REUNION, Fla. -- When her family moved from a spacious house into a tiny townhome, Dakoda Dowd gave more than 100 of her golf trophies away, saying she didn't need to keep them.
She added one to her collection Friday -- and it's not going anywhere.
Adding to what her cancer-stricken and terminally ill mother, Kelly Jo Dowd, called "the perfect week," the 13-year-old golf prodigy and her family received a replica of the winner's trophy on the 18th green early Friday evening after finishing her second round at the Ginn Clubs & Resorts Open.
Dakoda -- who shot an 82, eight shots higher than her Thursday score -- missed the cut by eight strokes.
Nobody minded, of course.
"I'm prouder today than I was yesterday that my daughter has the courage and strength to play with these LPGA professionals," Kelly Jo said. "And I feel great right now. I feel great. My dream came true out here. I saw my girl play with these amazing women. My dream came true."

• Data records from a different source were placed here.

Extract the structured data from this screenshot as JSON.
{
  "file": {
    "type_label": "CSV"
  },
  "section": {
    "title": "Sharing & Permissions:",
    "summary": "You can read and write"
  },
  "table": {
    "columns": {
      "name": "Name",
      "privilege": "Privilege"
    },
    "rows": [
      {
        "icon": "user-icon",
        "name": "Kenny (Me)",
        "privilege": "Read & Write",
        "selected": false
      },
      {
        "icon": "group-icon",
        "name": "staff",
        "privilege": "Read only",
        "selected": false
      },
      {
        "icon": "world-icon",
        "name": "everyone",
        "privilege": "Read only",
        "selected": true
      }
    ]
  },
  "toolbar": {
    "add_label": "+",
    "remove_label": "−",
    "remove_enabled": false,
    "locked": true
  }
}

The scene shortly after Dakoda tapped in for a double bogey on the 18th was one normally reserved for champions, and Ginn tournament officials felt the Dowd family certainly qualified as such. Knowing that Kelly Jo adored the large Chihuly glass bowl that'll be awarded to the winner on Sunday, a replica was made.
A scant few were in on the secret, which was kept from Kelly Jo and Dakoda -- both of whom gasped when the gift was unveiled.

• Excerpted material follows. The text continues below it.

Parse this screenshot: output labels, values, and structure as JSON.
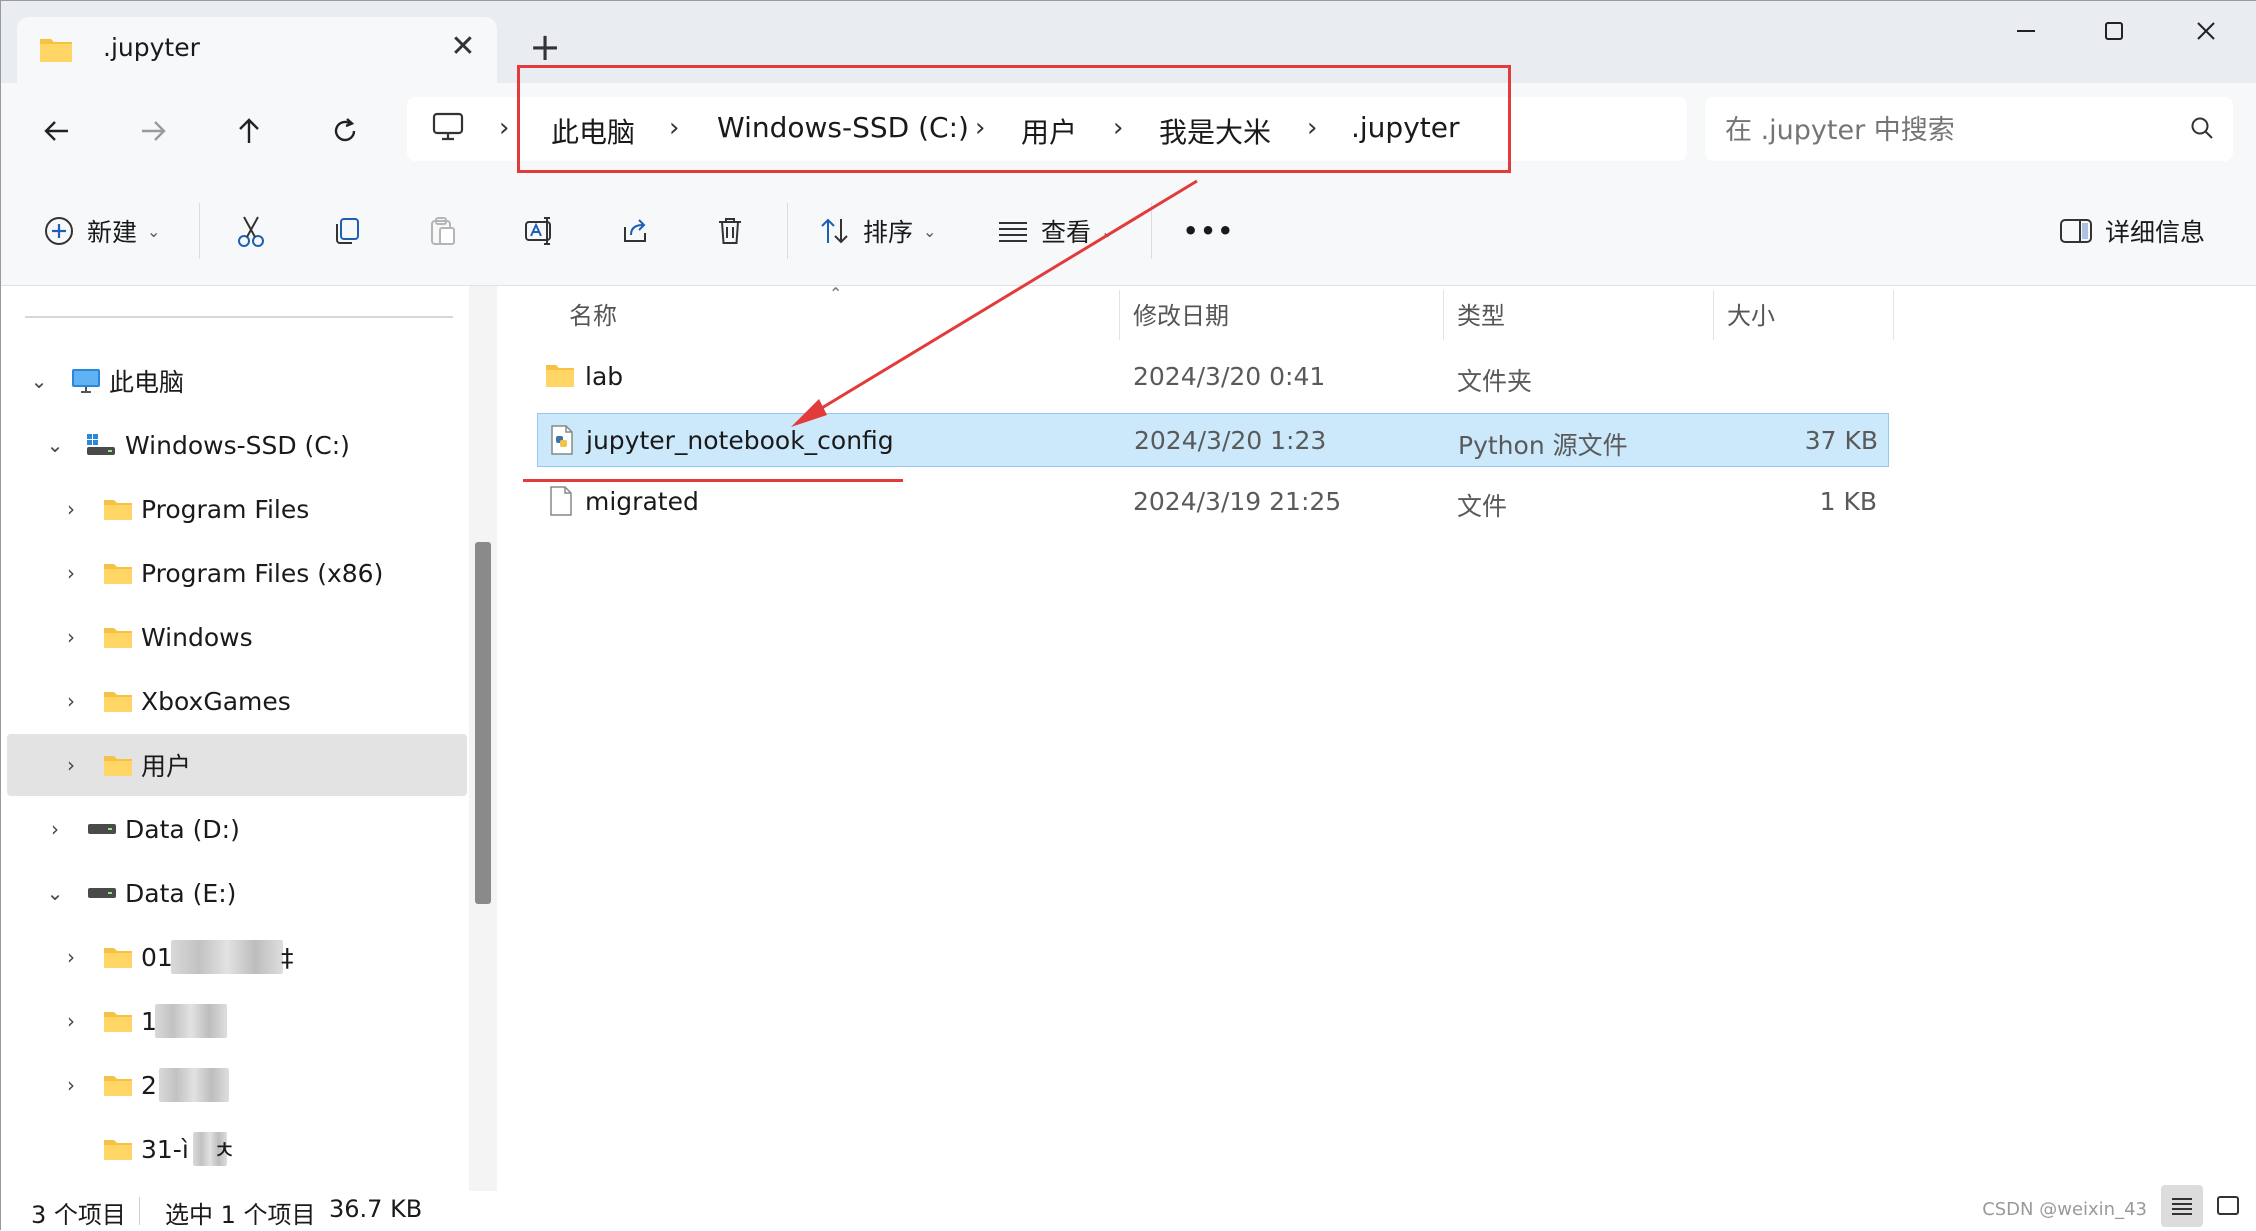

"I didn't want it to be over," Dakoda said. "And it is. And with all the prayers and everything, me and my mom and my family are going to keep living. It's definitely touched us. Our family's so much stronger now."
The touching ceremony capped Dakoda's first LPGA Tour experience.
She was invited to play after event organizers learned that Kelly Jo -- who doctors say may only have months to live -- wanted to see her daughter play against the pros once in her lifetime. So Ginn organizers offered a sponsor's exemption, which eventually became a special exemption through the LPGA.
"She's a good player now, and she's going to be a really good player," said Kate Golden, who and Tracy Hanson were the pros in Dakoda's threesome. "I enjoyed it. She's a good kid. Her parents are great and it was a good experience. I'm so glad she was able to play."
Dakoda's gallery was the second-largest on the course Friday, an estimated 300 people. Tournament officials said only the superstar-laden trio of Annika Sorenstam, Cristie Kerr and Paula Creamer had more people following their round.
Dakoda hit a perfect drive to open her second round, straight down the middle and longer than her two pro playing partners. She opened with three straight pars -- prompting whispers among her supporters that maybe, just maybe, she could make the cut.
Wishful thinking. Too wishful, actually.
Dakoda made three straight bogeys on Nos. 4-6. Another bogey on the ninth pushed her to 6 over for the tournament -- two strokes off the eventual cut line, and she never flirted with it again.